**AIM OF THE TASK:** Set out the records again, keeping every word as it is.

**INFORMATION GIVEN:**

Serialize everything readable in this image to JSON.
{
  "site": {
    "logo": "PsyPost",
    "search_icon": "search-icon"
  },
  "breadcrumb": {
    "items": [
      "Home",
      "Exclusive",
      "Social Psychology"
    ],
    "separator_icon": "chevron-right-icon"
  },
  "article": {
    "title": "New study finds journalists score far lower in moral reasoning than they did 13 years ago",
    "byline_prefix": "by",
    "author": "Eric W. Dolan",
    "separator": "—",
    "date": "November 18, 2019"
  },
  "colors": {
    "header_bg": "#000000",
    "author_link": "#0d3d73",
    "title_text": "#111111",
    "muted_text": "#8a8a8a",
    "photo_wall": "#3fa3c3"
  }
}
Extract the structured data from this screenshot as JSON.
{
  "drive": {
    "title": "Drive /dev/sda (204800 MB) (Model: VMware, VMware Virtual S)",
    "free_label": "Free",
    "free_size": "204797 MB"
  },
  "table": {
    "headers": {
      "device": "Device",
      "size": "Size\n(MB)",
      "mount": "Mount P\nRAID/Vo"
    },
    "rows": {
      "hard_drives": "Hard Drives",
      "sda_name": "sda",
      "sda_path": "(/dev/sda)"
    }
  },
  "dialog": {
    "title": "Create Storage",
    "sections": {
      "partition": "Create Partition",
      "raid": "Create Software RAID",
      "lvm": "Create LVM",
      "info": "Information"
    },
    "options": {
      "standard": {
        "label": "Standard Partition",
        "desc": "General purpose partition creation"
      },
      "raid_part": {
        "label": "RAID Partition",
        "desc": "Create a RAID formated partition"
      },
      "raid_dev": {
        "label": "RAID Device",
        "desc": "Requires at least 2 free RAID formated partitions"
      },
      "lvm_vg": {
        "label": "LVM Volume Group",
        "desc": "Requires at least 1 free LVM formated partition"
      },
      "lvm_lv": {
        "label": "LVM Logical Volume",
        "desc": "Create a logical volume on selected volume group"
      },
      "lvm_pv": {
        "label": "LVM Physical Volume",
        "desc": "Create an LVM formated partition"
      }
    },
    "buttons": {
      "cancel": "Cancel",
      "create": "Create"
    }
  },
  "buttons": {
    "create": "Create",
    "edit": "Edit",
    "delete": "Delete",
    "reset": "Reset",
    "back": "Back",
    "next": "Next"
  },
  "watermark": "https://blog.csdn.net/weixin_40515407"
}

**EXERCISE RESPONSE:**
Serialize everything readable in this image to JSON.
{
  "site": {
    "logo": "PsyPost",
    "search_icon": "search-icon"
  },
  "breadcrumb": {
    "items": [
      "Home",
      "Exclusive",
      "Social Psychology"
    ],
    "separator_icon": "chevron-right-icon"
  },
  "article": {
    "title": "New study finds journalists score far lower in moral reasoning than they did 13 years ago",
    "byline_prefix": "by",
    "author": "Eric W. Dolan",
    "separator": "—",
    "date": "November 18, 2019"
  },
  "colors": {
    "header_bg": "#000000",
    "author_link": "#0d3d73",
    "title_text": "#111111",
    "muted_text": "#8a8a8a",
    "photo_wall": "#3fa3c3"
  }
}
Extract the structured data from this screenshot as JSON.
{
  "drive": {
    "title": "Drive /dev/sda (204800 MB) (Model: VMware, VMware Virtual S)",
    "free_label": "Free",
    "free_size": "204797 MB"
  },
  "table": {
    "headers": {
      "device": "Device",
      "size": "Size\n(MB)",
      "mount": "Mount P\nRAID/Vo"
    },
    "rows": {
      "hard_drives": "Hard Drives",
      "sda_name": "sda",
      "sda_path": "(/dev/sda)"
    }
  },
  "dialog": {
    "title": "Create Storage",
    "sections": {
      "partition": "Create Partition",
      "raid": "Create Software RAID",
      "lvm": "Create LVM",
      "info": "Information"
    },
    "options": {
      "standard": {
        "label": "Standard Partition",
        "desc": "General purpose partition creation"
      },
      "raid_part": {
        "label": "RAID Partition",
        "desc": "Create a RAID formated partition"
      },
      "raid_dev": {
        "label": "RAID Device",
        "desc": "Requires at least 2 free RAID formated partitions"
      },
      "lvm_vg": {
        "label": "LVM Volume Group",
        "desc": "Requires at least 1 free LVM formated partition"
      },
      "lvm_lv": {
        "label": "LVM Logical Volume",
        "desc": "Create a logical volume on selected volume group"
      },
      "lvm_pv": {
        "label": "LVM Physical Volume",
        "desc": "Create an LVM formated partition"
      }
    },
    "buttons": {
      "cancel": "Cancel",
      "create": "Create"
    }
  },
  "buttons": {
    "create": "Create",
    "edit": "Edit",
    "delete": "Delete",
    "reset": "Reset",
    "back": "Back",
    "next": "Next"
  },
  "watermark": "https://blog.csdn.net/weixin_40515407"
}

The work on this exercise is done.